I just watched a robot play ping pong.
I’m at Hannover Messe, which is a giant industrial trade show that’s chocked full of every type of automation imaginable. Automation is technology that gets work done without people intervening. Robots are a subset, but so are “smart” things like engines, pallets, even entire vehicles, not to mention the computer programming that enables it all.
Robots tend to be the poster children of automation because their movement suggests agency that only we humans are capable of expressing.
The ping pong robot delivered it.
Not only did it analyze in real-time the direction and speed of the ball before whacking it in return, but it read its opponent’s facial expression and let up on its computer-assisted perfection if the other player seemed unhappy.

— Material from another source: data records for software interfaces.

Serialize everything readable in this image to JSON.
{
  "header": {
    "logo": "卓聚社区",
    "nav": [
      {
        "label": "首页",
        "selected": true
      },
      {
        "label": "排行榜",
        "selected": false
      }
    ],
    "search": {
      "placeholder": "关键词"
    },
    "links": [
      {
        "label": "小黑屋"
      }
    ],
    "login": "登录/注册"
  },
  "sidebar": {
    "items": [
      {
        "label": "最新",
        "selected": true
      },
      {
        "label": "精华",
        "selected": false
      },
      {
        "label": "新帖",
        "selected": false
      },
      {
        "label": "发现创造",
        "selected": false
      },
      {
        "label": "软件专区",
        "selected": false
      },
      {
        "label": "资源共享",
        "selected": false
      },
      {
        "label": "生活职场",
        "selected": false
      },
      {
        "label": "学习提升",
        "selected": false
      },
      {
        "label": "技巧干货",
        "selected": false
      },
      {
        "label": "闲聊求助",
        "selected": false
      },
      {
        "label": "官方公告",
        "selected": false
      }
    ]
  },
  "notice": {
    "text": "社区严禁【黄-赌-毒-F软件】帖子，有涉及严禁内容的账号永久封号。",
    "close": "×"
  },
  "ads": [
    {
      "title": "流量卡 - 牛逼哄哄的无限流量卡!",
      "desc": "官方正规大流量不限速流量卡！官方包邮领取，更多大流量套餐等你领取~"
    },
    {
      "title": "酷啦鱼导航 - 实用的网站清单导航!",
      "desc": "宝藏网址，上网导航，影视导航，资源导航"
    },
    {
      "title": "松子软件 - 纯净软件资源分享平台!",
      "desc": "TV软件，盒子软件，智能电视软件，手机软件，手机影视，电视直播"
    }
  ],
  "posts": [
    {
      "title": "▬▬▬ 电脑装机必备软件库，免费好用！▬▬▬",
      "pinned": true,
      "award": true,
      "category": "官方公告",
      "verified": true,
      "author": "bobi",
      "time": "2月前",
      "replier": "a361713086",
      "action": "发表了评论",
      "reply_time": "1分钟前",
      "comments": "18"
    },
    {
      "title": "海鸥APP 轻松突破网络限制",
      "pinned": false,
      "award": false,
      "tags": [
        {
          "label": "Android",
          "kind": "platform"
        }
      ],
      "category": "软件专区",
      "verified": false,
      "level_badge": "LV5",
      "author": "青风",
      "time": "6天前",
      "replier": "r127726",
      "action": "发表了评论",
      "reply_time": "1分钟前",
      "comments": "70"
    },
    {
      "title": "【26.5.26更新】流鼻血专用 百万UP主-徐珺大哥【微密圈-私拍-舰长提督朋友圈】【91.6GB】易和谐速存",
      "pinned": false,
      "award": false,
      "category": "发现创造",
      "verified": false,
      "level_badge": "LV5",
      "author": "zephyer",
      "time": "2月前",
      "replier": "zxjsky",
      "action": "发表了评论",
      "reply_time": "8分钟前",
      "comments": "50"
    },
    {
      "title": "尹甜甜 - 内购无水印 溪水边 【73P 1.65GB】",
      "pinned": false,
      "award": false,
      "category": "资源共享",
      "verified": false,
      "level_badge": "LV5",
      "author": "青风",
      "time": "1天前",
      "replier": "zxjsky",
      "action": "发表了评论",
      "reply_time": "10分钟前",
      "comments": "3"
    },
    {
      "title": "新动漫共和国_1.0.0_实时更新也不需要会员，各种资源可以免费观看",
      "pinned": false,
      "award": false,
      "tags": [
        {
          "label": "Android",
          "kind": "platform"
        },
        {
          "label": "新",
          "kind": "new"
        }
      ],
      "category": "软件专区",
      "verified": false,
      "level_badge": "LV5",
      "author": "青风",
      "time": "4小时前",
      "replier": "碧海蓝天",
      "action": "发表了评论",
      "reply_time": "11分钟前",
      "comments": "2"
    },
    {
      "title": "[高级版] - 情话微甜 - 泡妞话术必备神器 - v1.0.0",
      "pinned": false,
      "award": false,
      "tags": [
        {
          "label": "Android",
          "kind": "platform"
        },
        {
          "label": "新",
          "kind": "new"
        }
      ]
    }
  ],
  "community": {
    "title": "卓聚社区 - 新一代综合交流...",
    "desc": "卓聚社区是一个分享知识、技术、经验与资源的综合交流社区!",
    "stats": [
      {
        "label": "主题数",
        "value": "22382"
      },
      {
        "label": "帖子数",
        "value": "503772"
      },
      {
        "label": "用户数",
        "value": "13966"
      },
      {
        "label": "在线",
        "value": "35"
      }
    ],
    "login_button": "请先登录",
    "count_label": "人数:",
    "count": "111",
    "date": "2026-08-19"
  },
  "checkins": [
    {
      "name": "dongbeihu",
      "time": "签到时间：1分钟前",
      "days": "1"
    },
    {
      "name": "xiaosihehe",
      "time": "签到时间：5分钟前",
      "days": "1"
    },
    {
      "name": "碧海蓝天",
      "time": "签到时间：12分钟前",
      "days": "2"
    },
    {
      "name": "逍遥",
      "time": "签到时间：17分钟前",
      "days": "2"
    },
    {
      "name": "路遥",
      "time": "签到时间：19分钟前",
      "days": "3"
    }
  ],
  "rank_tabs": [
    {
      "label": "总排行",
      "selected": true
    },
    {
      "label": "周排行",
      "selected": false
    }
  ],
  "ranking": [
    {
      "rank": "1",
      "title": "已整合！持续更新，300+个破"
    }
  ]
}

There were other robots on display at the show, many of them mocked up to look like the faux robot on the original Battlestar Galactica TV series (with chirpy female voiceovers). Others looked like glorified arms that pivoted in strange directions to precisely tap, hold, and move various widgets.
But this one did something more. Something different.

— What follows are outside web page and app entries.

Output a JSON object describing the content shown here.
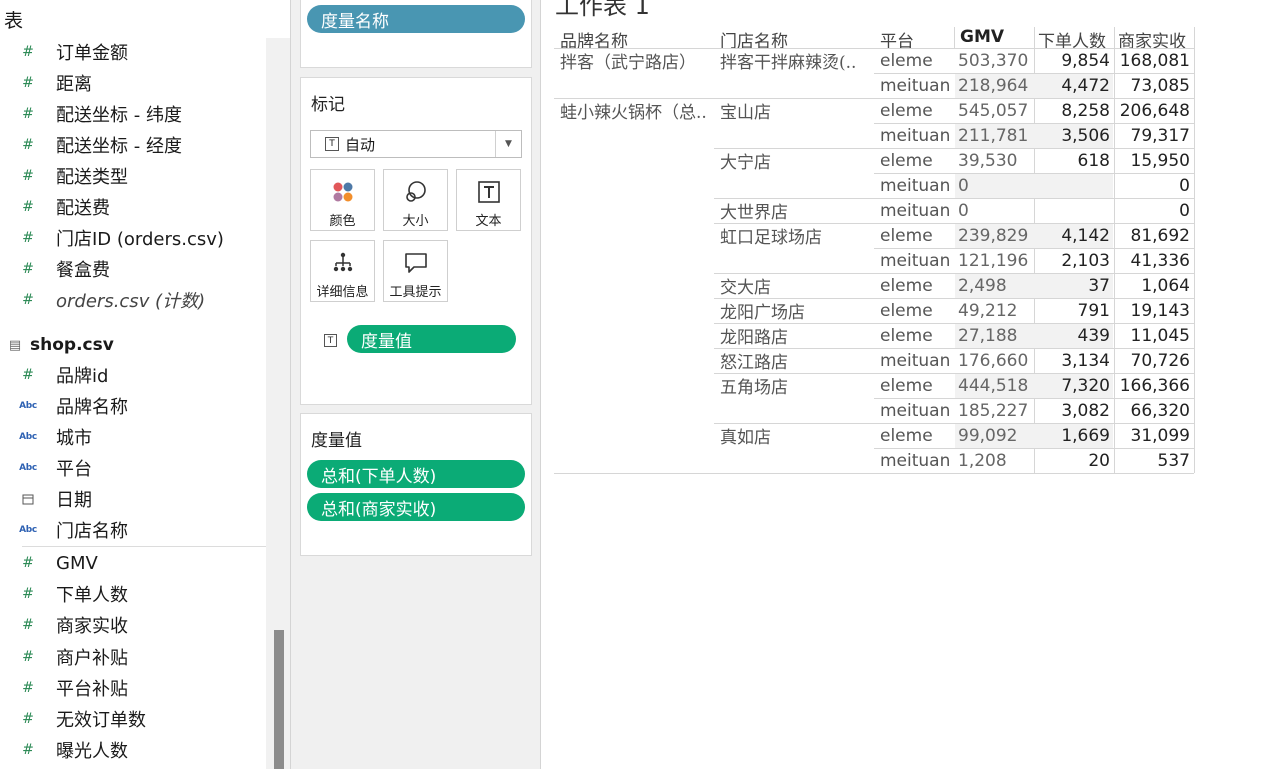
{
  "data_pane": {
    "header": "表",
    "orders_fields": [
      {
        "type": "measure",
        "label": "订单金额"
      },
      {
        "type": "measure",
        "label": "距离"
      },
      {
        "type": "measure",
        "label": "配送坐标 - 纬度"
      },
      {
        "type": "measure",
        "label": "配送坐标 - 经度"
      },
      {
        "type": "measure",
        "label": "配送类型"
      },
      {
        "type": "measure",
        "label": "配送费"
      },
      {
        "type": "measure",
        "label": "门店ID (orders.csv)"
      },
      {
        "type": "measure",
        "label": "餐盒费"
      },
      {
        "type": "measure",
        "label": "orders.csv (计数)",
        "italic": true
      }
    ],
    "datasource": "shop.csv",
    "shop_fields": [
      {
        "type": "measure",
        "label": "品牌id"
      },
      {
        "type": "dimension",
        "label": "品牌名称"
      },
      {
        "type": "dimension",
        "label": "城市"
      },
      {
        "type": "dimension",
        "label": "平台"
      },
      {
        "type": "date",
        "label": "日期"
      },
      {
        "type": "dimension",
        "label": "门店名称"
      },
      {
        "type": "measure",
        "label": "GMV"
      },
      {
        "type": "measure",
        "label": "下单人数"
      },
      {
        "type": "measure",
        "label": "商家实收"
      },
      {
        "type": "measure",
        "label": "商户补贴"
      },
      {
        "type": "measure",
        "label": "平台补贴"
      },
      {
        "type": "measure",
        "label": "无效订单数"
      },
      {
        "type": "measure",
        "label": "曝光人数"
      }
    ]
  },
  "shelves": {
    "top_pill": "度量名称",
    "marks": {
      "title": "标记",
      "mark_type": "自动",
      "buttons": {
        "color": "颜色",
        "size": "大小",
        "text": "文本",
        "detail": "详细信息",
        "tooltip": "工具提示"
      },
      "text_pill": "度量值"
    },
    "measure_values": {
      "title": "度量值",
      "pills": [
        "总和(下单人数)",
        "总和(商家实收)"
      ]
    }
  },
  "view": {
    "sheet_title": "工作表 1",
    "headers": {
      "brand": "品牌名称",
      "store": "门店名称",
      "platform": "平台",
      "gmv": "GMV",
      "orders": "下单人数",
      "revenue": "商家实收"
    },
    "brands": [
      "拌客（武宁路店）",
      "蛙小辣火锅杯（总.."
    ],
    "rows": [
      {
        "store": "拌客干拌麻辣烫(..",
        "platform": "eleme",
        "gmv": "503,370",
        "orders": "9,854",
        "revenue": "168,081"
      },
      {
        "store": "",
        "platform": "meituan",
        "gmv": "218,964",
        "orders": "4,472",
        "revenue": "73,085"
      },
      {
        "store": "宝山店",
        "platform": "eleme",
        "gmv": "545,057",
        "orders": "8,258",
        "revenue": "206,648"
      },
      {
        "store": "",
        "platform": "meituan",
        "gmv": "211,781",
        "orders": "3,506",
        "revenue": "79,317"
      },
      {
        "store": "大宁店",
        "platform": "eleme",
        "gmv": "39,530",
        "orders": "618",
        "revenue": "15,950"
      },
      {
        "store": "",
        "platform": "meituan",
        "gmv": "0",
        "orders": "",
        "revenue": "0"
      },
      {
        "store": "大世界店",
        "platform": "meituan",
        "gmv": "0",
        "orders": "",
        "revenue": "0"
      },
      {
        "store": "虹口足球场店",
        "platform": "eleme",
        "gmv": "239,829",
        "orders": "4,142",
        "revenue": "81,692"
      },
      {
        "store": "",
        "platform": "meituan",
        "gmv": "121,196",
        "orders": "2,103",
        "revenue": "41,336"
      },
      {
        "store": "交大店",
        "platform": "eleme",
        "gmv": "2,498",
        "orders": "37",
        "revenue": "1,064"
      },
      {
        "store": "龙阳广场店",
        "platform": "eleme",
        "gmv": "49,212",
        "orders": "791",
        "revenue": "19,143"
      },
      {
        "store": "龙阳路店",
        "platform": "eleme",
        "gmv": "27,188",
        "orders": "439",
        "revenue": "11,045"
      },
      {
        "store": "怒江路店",
        "platform": "meituan",
        "gmv": "176,660",
        "orders": "3,134",
        "revenue": "70,726"
      },
      {
        "store": "五角场店",
        "platform": "eleme",
        "gmv": "444,518",
        "orders": "7,320",
        "revenue": "166,366"
      },
      {
        "store": "",
        "platform": "meituan",
        "gmv": "185,227",
        "orders": "3,082",
        "revenue": "66,320"
      },
      {
        "store": "真如店",
        "platform": "eleme",
        "gmv": "99,092",
        "orders": "1,669",
        "revenue": "31,099"
      },
      {
        "store": "",
        "platform": "meituan",
        "gmv": "1,208",
        "orders": "20",
        "revenue": "537"
      }
    ]
  }
}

It got me thinking about what will be left for us humans to do?
You can read the entire essay at Innovation Communicator